In 1989, Flagg was employed by the Kenai Peninsula Fishermen’s Association. On March 24, the Exxon Valdez grounded on Bligh Reef in Prince William Sound and spilled more than 11 million gallons of oil.

By April 6, Kenai Peninsula Borough Mayor Don Gilman had developed a multiagency coordination council based out of Homer and Flagg was appointed chairman.

The MAC team met daily for the first six weeks of the spill cleanup response efforts out of concern for environmental impacts to marine critical habitat areas in Cook Inlet and Kachemak Bay (as well as the outer Gulf Coast of Alaska).

Team members included representatives from state agencies, the North Pacific Fisheries Management Association, Larry Smith representing Kachemak Bay subsistence, anthropologist Janet Klein with the Pratt Museum, the U.S. Coast Guard, U.S. Fish and Wildlife Service, the City of Homer, Seldovia, Port Graham and English Bay and more.

Flagg told the Homer News that at the time, the MAC team was extremely disappointed with Exxon’s response to the spill and that the company was not providing the resources necessary to protect the marine environment or to clean up the spill itself.

For example, he noted that Exxon sent a representative to the MAC team solely for the purpose of public relations but not to provide any technical assistance to the communities for cleanup facilitation or for oil boom deployment.

Flagg noted particular concern for the region’s salmon streams, bird habitat areas, clam and mussel habitat as well as marine vegetation. “We just didn’t get any corporate level response to what we needed to appropriately protect the environment. A PR representative was not what we needed, we got no help there,” he said.

On April 21 of 1989, U.S. Rep. Don Young and U.S. Sen. Ted Stevens came to Homer to assess oil spill response progress. At that time, spill response cleanup was primarily being handled by Exxon because the Coast Guard had already determined the spill would not be federalized.
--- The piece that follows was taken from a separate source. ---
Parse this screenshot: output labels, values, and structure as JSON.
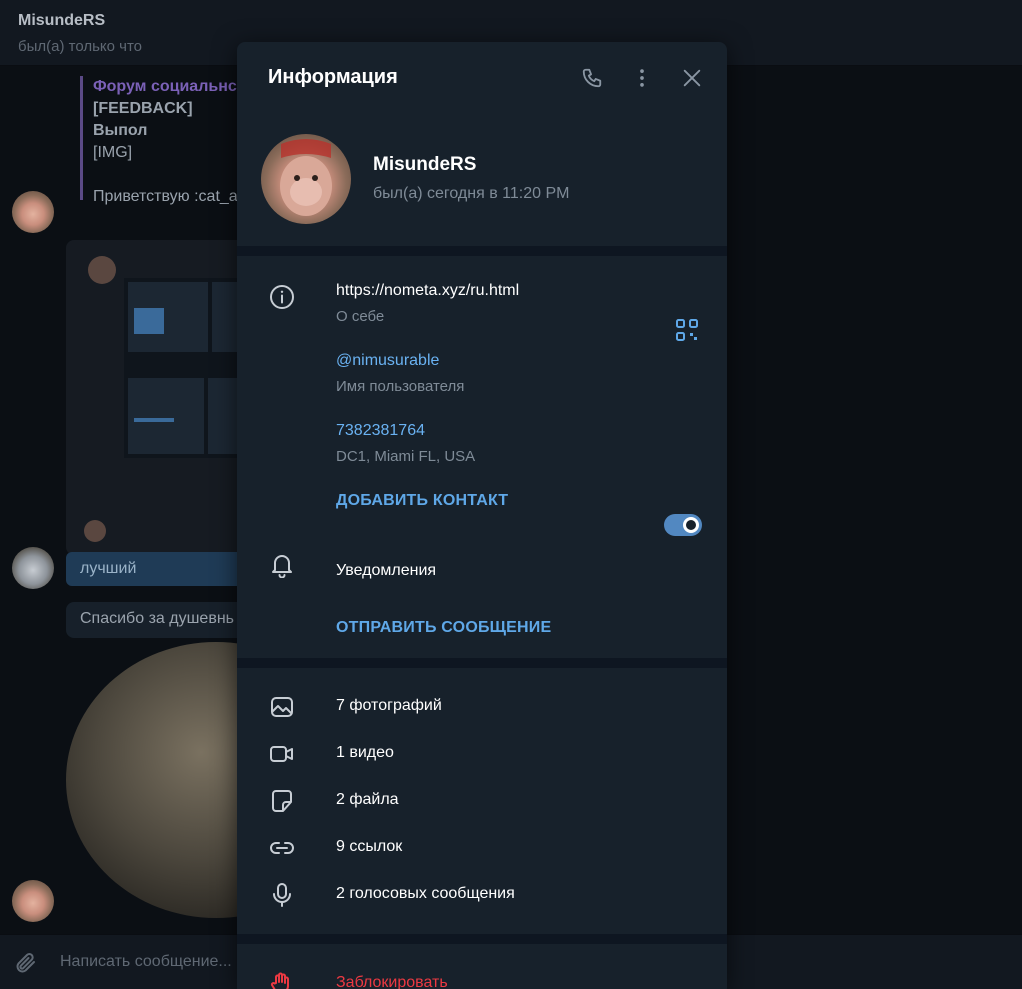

However, a group of concerned citizens in the Homer region wanted someone else to be responsible for it and Congressman Young requested that Flagg take charge.

In a short amount of time, the borough decided to take the cleanup efforts into their own hands. Don Gilman held a meeting with Exxon and other state officials. “We got Exxon to pledge two million dollars to the Kenai Peninsula Borough. We wanted to handle the response instead of them because they weren’t doing anything,” Flagg said.

The amount was eventually cut back to $1 million and once it was secure the borough was able to secure booms on their own.

“There was so much displeasure with Exxon that there were a lot of people who simply pledged not to purchase their fuel and we held to that for nearly 20 years. We were just so fed up with them,” Flagg said.

When asked what advice he would give students in an oil impact workshop like the one held in Homer a few weeks ago, he said, “we do have a better response capability now than we had back then. It’s not perfect but CISPRI does have a lot of equipment and there are people trained to respond.”

He explained that if there is an accident in Cook Inlet because of the strength of the tides in the region, once the oil is in the water, a spill response team might be able to conduct some containment, but the oil will get away with the tides.

Flagg’s book is titled “Fish, Oil and Follies: Fish Wars and Oil Battles of an Alaska Biologist and Fishing Guide.” Flagg still lives on the Kenai Peninsula in Kenai.